determined by how often, on average, you exhibit bingeing, purging, or purging
behaviors. The DSM-5 categorizes bulimia from mild to extreme:
- mild: 1 to 3 episodes per week
- moderate: 4 to 7 episodes per week
- severe: 8 to 13 episodes per week.
14 or more episodes per week
You may need further tests if you’ve had
bulimia for a long period of time. These tests can check for complications that
could include problems with your heart or other organs.
How is bulimia nervosa treated?
Treatment focuses not just on food and
nutrition education but also mental health treatment. It requires development
of a healthy view of the self and a healthy relationship with food. Treatment
- antidepressants, like fluoxetine (Prozac), which is the only
antidepressant approved by the U.S. Food and Drug Administration (FDA) to treat
- psychotherapy, also called talk
therapy, can include cognitive behavioral therapy, family-based therapy, and
- dietitian support and nutrition
education, which means learning about healthy eating habits, forming a
nutritious meal plan, and possibly a controlled weight loss program
- treatment for complications,
which may include hospitalization for severe cases of bulimia
Successful treatment usually involves an
antidepressant, psychotherapy, and a collaborative approach between your
doctor, mental healthcare provider, and family and friends.
Some eating disorder treatment facilities
offer live-in or day treatment programs. Patients participating in live-in
programs at treatment facilities receive around-the-clock support and care.
Patients can take classes, attend therapy, and
eat nutritious meals. They may also practice gentle yoga to increase body
What is the outlook for bulimia nervosa?

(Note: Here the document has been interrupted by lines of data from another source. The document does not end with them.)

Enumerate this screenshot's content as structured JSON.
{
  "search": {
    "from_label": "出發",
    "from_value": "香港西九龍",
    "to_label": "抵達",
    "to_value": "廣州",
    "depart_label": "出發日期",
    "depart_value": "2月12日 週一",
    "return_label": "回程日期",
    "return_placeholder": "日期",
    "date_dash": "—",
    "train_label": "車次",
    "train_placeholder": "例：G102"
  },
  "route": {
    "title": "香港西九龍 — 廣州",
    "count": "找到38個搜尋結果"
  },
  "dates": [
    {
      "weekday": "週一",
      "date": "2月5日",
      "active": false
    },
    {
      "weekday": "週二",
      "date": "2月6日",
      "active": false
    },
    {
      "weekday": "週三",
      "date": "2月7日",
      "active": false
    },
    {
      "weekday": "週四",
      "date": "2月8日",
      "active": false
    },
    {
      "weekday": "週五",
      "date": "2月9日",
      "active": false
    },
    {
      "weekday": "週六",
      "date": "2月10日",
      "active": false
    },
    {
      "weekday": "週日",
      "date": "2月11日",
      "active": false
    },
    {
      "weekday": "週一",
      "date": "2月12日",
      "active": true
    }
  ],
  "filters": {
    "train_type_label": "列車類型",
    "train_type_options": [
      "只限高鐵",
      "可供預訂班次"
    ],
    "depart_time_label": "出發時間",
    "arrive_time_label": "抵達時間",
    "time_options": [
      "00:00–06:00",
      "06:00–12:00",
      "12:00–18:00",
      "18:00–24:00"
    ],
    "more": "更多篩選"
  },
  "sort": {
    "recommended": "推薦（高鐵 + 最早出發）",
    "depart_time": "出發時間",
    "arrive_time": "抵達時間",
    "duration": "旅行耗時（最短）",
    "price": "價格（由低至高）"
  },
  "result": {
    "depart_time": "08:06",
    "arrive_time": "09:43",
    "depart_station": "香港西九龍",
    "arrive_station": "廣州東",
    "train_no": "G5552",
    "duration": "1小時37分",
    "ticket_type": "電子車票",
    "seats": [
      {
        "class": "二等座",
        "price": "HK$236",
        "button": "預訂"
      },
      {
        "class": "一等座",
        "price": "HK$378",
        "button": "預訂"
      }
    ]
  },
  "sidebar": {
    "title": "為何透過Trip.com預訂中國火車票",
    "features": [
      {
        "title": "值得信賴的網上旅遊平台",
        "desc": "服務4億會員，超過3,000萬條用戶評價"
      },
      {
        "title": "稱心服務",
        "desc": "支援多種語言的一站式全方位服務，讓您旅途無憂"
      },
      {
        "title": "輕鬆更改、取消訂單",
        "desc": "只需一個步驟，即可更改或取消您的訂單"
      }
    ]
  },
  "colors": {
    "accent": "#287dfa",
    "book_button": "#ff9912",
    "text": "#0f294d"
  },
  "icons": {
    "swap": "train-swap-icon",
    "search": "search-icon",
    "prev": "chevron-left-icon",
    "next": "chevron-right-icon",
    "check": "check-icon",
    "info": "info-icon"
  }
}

Bulimia can be life threatening if it’s left
untreated or if treatment fails. Bulimia is both a physical and psychological
condition, and it may be a lifelong challenge to control it.
However, bulimia can be overcome with
successful treatment. The earlier bulimia is detected the more effective treatment
Effective treatments focus on food,
self-esteem, problem solving, coping skills, and mental health. These
treatments help patients maintain healthy behaviors in the long-term.